One in three of the small music venues surveyed said they had experienced problems with property developments, which can cause noise complaints from people living nearby. In addition, one third of the nearly 200 venues surveyed reported that increases in business rates were having a negative impact.
The census was carried out in March 2017 by researchers from the Universities of Edinburgh, Newcastle and Turku in Finland. Surveys were conducted in Brighton, Glasgow, Leeds, Liverpool, Newcastle-Gateshead, Oxford, and Southampton.
“This survey is the largest of its kind in the UK," said Dr Matt Brennan, from the University Of Edinburgh’s Reid School Of Music. "We hope it can influence the valuable contribution live music makes to wider society and help support the protection of the live music ecology.”
Since the census was conducted, the Government has backed moves to enshrine the Agent Of Change principle in law, which promises to offer protection to venues, with developers having to take account of the impact of any new scheme on pre-existing businesses before going ahead with their plans.

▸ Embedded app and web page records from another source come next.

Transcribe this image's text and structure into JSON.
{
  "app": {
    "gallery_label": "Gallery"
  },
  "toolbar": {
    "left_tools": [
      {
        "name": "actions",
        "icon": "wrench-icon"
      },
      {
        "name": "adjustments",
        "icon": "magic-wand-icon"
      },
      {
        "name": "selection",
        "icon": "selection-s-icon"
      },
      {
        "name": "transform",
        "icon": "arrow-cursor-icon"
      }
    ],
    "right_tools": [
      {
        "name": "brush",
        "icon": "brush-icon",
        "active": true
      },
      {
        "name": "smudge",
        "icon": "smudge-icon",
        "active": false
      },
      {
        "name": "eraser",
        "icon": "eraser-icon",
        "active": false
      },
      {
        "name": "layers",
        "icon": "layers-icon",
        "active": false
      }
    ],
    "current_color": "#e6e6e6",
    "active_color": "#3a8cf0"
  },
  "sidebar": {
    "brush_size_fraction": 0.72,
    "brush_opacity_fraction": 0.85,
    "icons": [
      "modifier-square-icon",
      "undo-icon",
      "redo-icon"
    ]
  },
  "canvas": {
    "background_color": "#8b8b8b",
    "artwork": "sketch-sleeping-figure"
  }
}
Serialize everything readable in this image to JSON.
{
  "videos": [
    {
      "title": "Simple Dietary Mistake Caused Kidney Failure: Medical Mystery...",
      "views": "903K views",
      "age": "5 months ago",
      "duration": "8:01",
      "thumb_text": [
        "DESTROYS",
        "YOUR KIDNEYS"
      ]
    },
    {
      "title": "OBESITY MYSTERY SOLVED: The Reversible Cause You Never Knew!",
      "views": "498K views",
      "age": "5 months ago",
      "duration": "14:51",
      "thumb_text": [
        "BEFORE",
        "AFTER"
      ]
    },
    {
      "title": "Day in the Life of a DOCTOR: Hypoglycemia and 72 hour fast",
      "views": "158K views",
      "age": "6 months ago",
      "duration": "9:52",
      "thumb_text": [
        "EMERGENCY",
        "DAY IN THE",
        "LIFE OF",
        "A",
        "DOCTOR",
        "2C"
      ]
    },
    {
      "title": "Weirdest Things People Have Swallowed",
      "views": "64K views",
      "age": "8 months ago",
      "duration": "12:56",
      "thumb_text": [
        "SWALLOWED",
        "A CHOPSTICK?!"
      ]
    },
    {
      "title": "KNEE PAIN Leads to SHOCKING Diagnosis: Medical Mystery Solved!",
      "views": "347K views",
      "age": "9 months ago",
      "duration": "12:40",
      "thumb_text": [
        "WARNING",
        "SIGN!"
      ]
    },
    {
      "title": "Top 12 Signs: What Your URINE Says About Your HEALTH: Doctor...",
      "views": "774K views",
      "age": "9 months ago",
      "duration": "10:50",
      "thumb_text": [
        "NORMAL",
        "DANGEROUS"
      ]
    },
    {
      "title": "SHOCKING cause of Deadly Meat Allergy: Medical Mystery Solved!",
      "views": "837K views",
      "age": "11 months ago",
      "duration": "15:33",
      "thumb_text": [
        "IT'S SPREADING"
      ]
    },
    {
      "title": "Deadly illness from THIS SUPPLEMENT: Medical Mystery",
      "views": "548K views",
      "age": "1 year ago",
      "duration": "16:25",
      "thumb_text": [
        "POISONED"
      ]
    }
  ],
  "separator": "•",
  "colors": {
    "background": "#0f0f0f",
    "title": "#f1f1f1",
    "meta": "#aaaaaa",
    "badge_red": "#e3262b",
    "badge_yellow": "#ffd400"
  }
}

The findings point towards a thriving grassroots scene: More than three quarters of people surveyed had visited small music venues - defined as those with a capacity of up to 350 people - during the past year, and 74% had visited pubs and bars for live music.
Findings show that the total spend of people at live music events contributes significant sums to local economies - £78.8 million annually in Glasgow, £43.3m in Newcastle-Gateshead and £10.5m in Oxford.
Nearly half of 4,400 people surveyed spend more than £20 on tickets for concerts or festivals each month. On secondary ticketing, just 0.4% of respondents said that they bought a ticket to a music event for the purpose of reselling it at a profit in the last 12 months.
"The UK Live Music Census found that 44% of respondents to the audience online survey had to resell a ticket for a live music event in the past 12 months, i.e. purchased a ticket and then found they could not attend," stated the report. "Of those, 41% resold the ticket at face value and only 2% resold it for profit.
"In the last 12 months, only 0.4% of respondents to the audience survey said that they bought a music festival or concert ticket for the purpose of reselling it at a profit. While it is undeniable that demand exists for customers to be able to return unwanted tickets, the question then becomes: who is reselling the ticket and for what purpose? The census showed that it was an ongoing concern for significant numbers of respondents to the audience survey and that very few bought with the specific aim of selling on.
"With this in mind, we recommendthat the UK government continues to investigate secondary ticketing via the Competition And Markets Authority and that the Digital, Culture, Media And Sport Committee continue its investigations in this area.”
Dr Brennan said that festival and concert attendance continued to grow, adding: "This report not only shows the cultural and economic value of live music but also the challenges it faces."
Funded by the Arts And Humanities Research Council, the project's industry partners are the Musicians’ Union, Music Venue Trust and UK Music. Researchers believe that mapping current trends will help inform debates about the future of the live music industry, an area of increasing importance to policymakers – such as the recently announced Digital, Culture, Media Amd Sport Committee inquiry into live music.
Affiliate censuses were run in March 2017 by Brighton’s British and Irish Modern Music Institute (BIMM), Leeds Beckett University and Southampton Solent University; LIPA/University of Liverpool ran its live music census in June last year.